It was also during this time that Innen completed the writing and publication of Walk like a Mountain: the Handbook of Buddhist Walking Meditation, the first book to document the dozen or more walking practices from various Buddhist traditions.

The positive energy of this time for Red Maple inspired two new groups to form. The first was The Flowing Rivers practice group in Ottawa which functioned for two years; the other was the White Birch practice group in Halifax which is still functioning. 





Next: The Present Moment

Yours in the Dharma,                           
Innen, doshu               
om namo amida butsu   
                   

       
                   
   
   
           

Saturday, August 15, 2015

ORIGINS III

In the mid-2000's we made the decision to re-locate further up the Ottawa Valley into the area just outside of the Town of Renfrew. In the spring of 2005 we set up our practice space in an L-shaped room attached to an old log school house, Ray and Judy’s new home. We continued the same forms of practice and non-affiliation. At the same time, Ray was developing a more active promotion of mindfulness training in his social work, through the Change Your Mind program he had first developed in Lanark. 

This interconnection of practice environments worked in both directions. It gave those interested in Buddhist meditation a well-developed practice instruction program. For some of those who were learning about meditation in a secular environment this would be their entry point into Dharma study. This was a challenge to the group in Carleton Place. Those people tried for a year to maintain their practice but with the moving-away of some key people and the desire to participate more in the “home” base, the Carleton Place group shut down.
This was an exciting and rich time with the introduction of some instructional series and themed retreats. The schoolhouse proved to be a wonderful location, with peaceful walks down to Hurds Lake, several ponds at the entry, magnificent flower and veggie gardens and countless birds singing to us during practice times. All of us grew as practitioners and as a group. We began to feel the need for greater connection with a larger Dharma tradition to give us more guidance and depth. As he had a few years earlier, Ray began searching for a compatible relationship with a more established tradition.
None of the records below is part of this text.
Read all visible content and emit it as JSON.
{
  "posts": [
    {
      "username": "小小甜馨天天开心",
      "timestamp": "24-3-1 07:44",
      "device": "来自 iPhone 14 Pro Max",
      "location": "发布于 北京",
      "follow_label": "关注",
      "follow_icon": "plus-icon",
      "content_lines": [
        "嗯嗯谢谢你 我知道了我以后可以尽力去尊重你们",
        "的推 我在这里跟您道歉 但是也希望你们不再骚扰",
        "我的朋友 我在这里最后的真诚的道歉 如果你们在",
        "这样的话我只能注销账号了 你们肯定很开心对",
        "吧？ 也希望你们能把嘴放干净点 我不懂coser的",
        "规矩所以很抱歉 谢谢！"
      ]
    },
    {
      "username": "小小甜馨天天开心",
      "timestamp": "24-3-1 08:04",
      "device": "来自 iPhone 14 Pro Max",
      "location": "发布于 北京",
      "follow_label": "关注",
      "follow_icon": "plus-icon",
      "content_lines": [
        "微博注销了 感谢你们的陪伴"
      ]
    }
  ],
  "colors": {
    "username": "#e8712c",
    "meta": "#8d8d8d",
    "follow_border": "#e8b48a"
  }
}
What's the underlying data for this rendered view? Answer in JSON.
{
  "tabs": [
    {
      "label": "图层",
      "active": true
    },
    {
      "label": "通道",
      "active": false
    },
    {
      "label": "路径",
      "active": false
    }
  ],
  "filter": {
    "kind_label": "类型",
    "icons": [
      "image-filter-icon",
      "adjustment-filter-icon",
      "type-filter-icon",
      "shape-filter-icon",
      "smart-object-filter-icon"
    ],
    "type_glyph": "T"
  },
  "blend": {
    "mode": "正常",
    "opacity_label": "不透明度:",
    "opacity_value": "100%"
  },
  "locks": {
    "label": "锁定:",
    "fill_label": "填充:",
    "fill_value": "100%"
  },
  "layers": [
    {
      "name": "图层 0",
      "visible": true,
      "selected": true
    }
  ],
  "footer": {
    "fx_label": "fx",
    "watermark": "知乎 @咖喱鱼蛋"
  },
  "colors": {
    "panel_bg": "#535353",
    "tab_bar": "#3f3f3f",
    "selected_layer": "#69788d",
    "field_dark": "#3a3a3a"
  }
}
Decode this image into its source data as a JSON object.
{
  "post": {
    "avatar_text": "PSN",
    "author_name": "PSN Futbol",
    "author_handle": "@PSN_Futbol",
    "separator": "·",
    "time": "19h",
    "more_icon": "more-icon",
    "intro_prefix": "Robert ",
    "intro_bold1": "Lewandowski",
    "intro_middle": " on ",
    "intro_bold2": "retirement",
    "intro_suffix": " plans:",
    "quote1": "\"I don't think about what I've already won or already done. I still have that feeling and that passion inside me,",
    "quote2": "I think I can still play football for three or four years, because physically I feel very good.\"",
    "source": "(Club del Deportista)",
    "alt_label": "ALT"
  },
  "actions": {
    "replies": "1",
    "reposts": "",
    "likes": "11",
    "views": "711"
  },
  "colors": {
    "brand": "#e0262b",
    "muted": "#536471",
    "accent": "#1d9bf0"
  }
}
Yours in the Dharma,                          
Innen, doshu
om namo amida butsu

Sunday, August 09, 2015

ORIGINS II

In this month of anniversary of the founding of our Red Maple Sangha, I offer some historical reflections on our origins




As with many insights, once I determined that I would establish a local practice community, it immediately seemed to be correct has to follow. Deciding not to affiliate with a distant group felt like stepping into a dark room, literally a leap of faith. I knew that there were other groups operating independently, but there was no instruction manual, no step-by-step program which would direct me into a guarantee of success.
Back in my home county, I began to discuss with a few individuals with whom I had practised was a possibility of an ongoing group. Initially, we decided on a monthly discussion/study format. Because we were intending to be a Buddhist group, not simply a meditation group, it seemed that raising people's understanding of Buddhist teaching was an important place to start. This was the beginning of The Turning Wheel Buddhist Study Group and, once a month, we were meeting on Sunday evenings in a small church space in Almonte.

For the following year, we explored the basics of Buddhadharma - the Four Noble Truths, The Eight Steps to Satisfaction, some history of the Buddha and Buddhism and an introduction to Buddhist art. Very soon we made the decision that we needed to venture more directly in Buddhist practice. Most of the group were former participants from mindfulness courses, so this was not a huge leap.